Fruity the Smart for Two – freshly retired at Flex’ Retirement Home (read: Depot) – was brought out of retirement where she was enjoying a well deserved permanent holiday after years of service.

As you may know all electricity meters throughout Victoria are to be replaced by Smart meters – and if you don’t know you will soon as your electricity meter WILL be replaced. Anyway… as our meter was replaced last Tuesday, we had no electricity for half an hour.

No electricity means no phone system and no phone system means our members wouldn’t have been able to get hold of us. And that’s when Fruity comes into place. Shane – our ingenious head of tech department –  had the brilliant idea to plug the phone system on Fruity’s battery, and the business was saved. Amazing what a Smart car can do.

Thanks Fruity, in our heart forever you will live on.

If you’ve had your meter replaced and it created some crazy adventures for you please share with us!

Greg @ Flexicar

The Flexicar Team plunged into darkness

Powered by Fruity

Shane, the mastermind behind the Smart operation

2010 trends – your thoughts on sustainable cities?

January 30, 2010

Doing some reading on trends to watch for 2010, Trendwatching predicted “urbany” as one of their top ten – super-wired, city based consumers. In 2007, for the first time in our history, the UN says we hit 50% of people living in cities. By 2050 it’s predicated to be as high as 70% globally. This obviously has some huge impacts for the environment.

But interestingly, there have been some arguments that sustainable cities could be the answer to climate change issues. An article in the UK’s Guardian quoted this:

The carbon footprint of urban dwellers is relatively light, says a report by David Dodman in the April issue of Environment and Urbanisation. Dodman, a researcher at the International Institute for Environment and Development, examined emissions reports from cities in the Americas, Asia and Europe.

He found that New Yorkers emit a third less greenhouse gases than the average American and that Barcelonans and Londoners emit about half of their national averages. And urban Brazilians are truly green: the residents of Sao Paolo and Rio de Janeiro are responsible for only one-third the national emissions average. Dodman’s paper complements an earlier study by IIED senior fellow David Satterthwaite, who argued that cities emit about 40% of all greenhouse gases, as opposed to the oft-cited 80%.

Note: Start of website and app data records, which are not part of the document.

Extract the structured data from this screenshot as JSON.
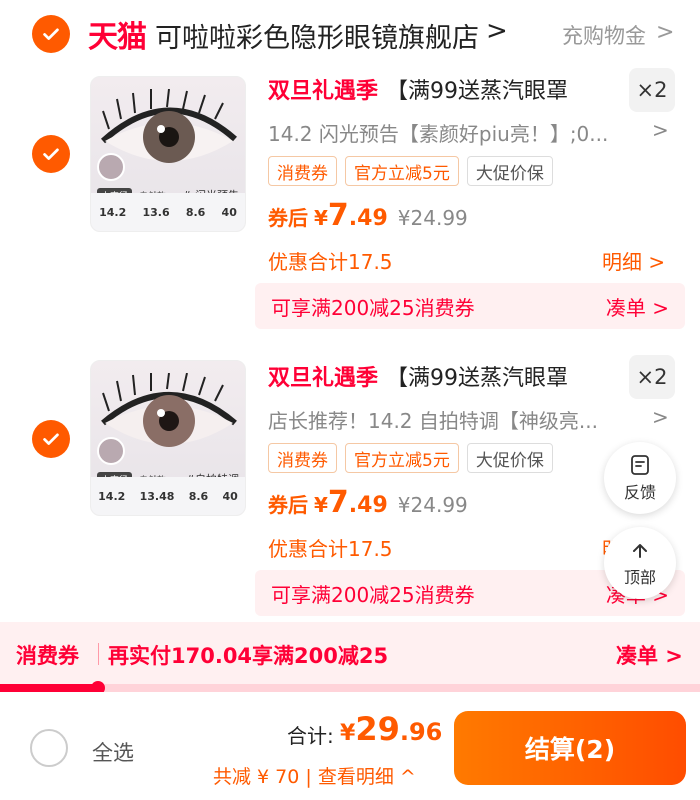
{
  "shop": {
    "brand": "天猫",
    "name": "可啦啦彩色隐形眼镜旗舰店",
    "name_arrow": ">",
    "coupon_link": "充购物金",
    "coupon_arrow": ">"
  },
  "items": [
    {
      "promo": "双旦礼遇季",
      "title": "【满99送蒸汽眼罩",
      "qty": "×2",
      "sku": "14.2 闪光预告【素颜好piu亮！】;0...",
      "sku_arrow": ">",
      "thumb_tag": "# 闪光预告",
      "thumb_size_tag": "小直径",
      "thumb_style_tag": "自然款",
      "thumb_specs": [
        "14.2",
        "13.6",
        "8.6",
        "40"
      ],
      "tags": [
        "消费券",
        "官方立减5元",
        "大促价保"
      ],
      "price_prefix": "券后",
      "price_yen": "¥",
      "price_int": "7",
      "price_dec": ".49",
      "orig_price": "¥24.99",
      "discount": "优惠合计17.5",
      "detail": "明细 >",
      "coupon_text": "可享满200减25消费券",
      "coupon_action": "凑单 >"
    },
    {
      "promo": "双旦礼遇季",
      "title": "【满99送蒸汽眼罩",
      "qty": "×2",
      "sku": "店长推荐！14.2 自拍特调【神级亮...",
      "sku_arrow": ">",
      "thumb_tag": "#自拍特调",
      "thumb_size_tag": "小直径",
      "thumb_style_tag": "自然款",
      "thumb_specs": [
        "14.2",
        "13.48",
        "8.6",
        "40"
      ],
      "tags": [
        "消费券",
        "官方立减5元",
        "大促价保"
      ],
      "price_prefix": "券后",
      "price_yen": "¥",
      "price_int": "7",
      "price_dec": ".49",
      "orig_price": "¥24.99",
      "discount": "优惠合计17.5",
      "detail": "明细 >",
      "coupon_text": "可享满200减25消费券",
      "coupon_action": "凑单 >"
    }
  ],
  "float": {
    "feedback": "反馈",
    "top": "顶部"
  },
  "strip": {
    "title": "消费券",
    "desc": "再实付170.04享满200减25",
    "action": "凑单 >",
    "progress": 0.14
  },
  "footer": {
    "select_all": "全选",
    "total_label": "合计:",
    "total_yen": "¥",
    "total_int": "29",
    "total_dec": ".96",
    "saved": "共减 ¥ 70 | 查看明细 ^",
    "checkout": "结算(2)"
  },
  "colors": {
    "accent": "#ff5a00",
    "tmall_red": "#ff0036"
  }
}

Interesting. The article went on to discuss some of the ideas that have been put forward about sustainable transport options and I found myself at the rather futuristic – but very creative – site of Terreform where people have proposed stackable cars and jetpack packing.

So what do you think? Can we make cities and city transport more sustainable – and fast enough to make a difference? Or will it be back to another of the 2010 Trendwatching trends: “Eco-easy”. They say:

While the current good intentions of corporations and consumers are helpful, serious eco-results will depend on making products and processes more sustainable without consumers even noticing it, and, if necessary, not leaving much room for consumers and companies to opt for less sustainable alternatives to begin with.

Which will often mean forceful, if not painful, government intervention, or some serious corporate guts, or brilliantly smart design and thinking, if not all of those combined.